*TASK*: Say how many lines in the entries hold the word "JSON", and reply with that number only.

*LISTED ENTRIES*:
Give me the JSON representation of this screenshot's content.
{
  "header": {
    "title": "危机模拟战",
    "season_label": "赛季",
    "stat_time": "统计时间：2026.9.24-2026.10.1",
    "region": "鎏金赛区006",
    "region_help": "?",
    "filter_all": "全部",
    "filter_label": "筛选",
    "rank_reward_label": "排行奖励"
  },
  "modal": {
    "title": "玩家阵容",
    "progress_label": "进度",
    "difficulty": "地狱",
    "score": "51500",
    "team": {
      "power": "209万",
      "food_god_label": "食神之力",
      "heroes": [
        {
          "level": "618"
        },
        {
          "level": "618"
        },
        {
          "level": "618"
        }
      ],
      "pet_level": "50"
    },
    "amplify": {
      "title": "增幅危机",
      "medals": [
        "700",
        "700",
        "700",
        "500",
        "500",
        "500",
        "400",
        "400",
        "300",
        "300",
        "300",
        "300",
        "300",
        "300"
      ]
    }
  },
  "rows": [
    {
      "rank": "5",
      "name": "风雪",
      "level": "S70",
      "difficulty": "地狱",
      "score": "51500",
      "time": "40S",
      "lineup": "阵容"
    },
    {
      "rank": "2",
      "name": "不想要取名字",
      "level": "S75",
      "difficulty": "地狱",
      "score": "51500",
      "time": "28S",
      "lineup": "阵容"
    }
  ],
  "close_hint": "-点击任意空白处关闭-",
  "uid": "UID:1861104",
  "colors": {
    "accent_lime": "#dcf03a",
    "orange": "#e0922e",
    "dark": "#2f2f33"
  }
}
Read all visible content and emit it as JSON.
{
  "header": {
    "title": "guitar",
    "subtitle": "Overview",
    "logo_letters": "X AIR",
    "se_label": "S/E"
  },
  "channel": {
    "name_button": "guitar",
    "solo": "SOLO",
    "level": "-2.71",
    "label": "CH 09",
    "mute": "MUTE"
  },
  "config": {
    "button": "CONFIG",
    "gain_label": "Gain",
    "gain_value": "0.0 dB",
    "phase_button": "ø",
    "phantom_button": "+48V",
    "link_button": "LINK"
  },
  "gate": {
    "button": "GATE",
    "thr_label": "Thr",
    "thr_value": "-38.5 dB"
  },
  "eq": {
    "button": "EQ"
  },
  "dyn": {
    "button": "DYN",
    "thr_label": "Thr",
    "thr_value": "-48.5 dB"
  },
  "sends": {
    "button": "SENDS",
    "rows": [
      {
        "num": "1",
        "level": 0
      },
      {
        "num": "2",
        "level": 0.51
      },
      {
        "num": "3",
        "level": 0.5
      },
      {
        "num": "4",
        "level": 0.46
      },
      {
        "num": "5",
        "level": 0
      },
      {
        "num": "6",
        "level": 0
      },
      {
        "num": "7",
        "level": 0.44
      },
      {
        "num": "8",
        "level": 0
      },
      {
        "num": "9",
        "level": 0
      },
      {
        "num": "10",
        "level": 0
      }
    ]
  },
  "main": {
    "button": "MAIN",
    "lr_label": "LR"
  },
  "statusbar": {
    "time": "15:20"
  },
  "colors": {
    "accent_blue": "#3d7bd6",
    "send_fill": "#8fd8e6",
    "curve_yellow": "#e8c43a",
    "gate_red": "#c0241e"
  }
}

*RESPONSE FOR THIS EXERCISE*: 2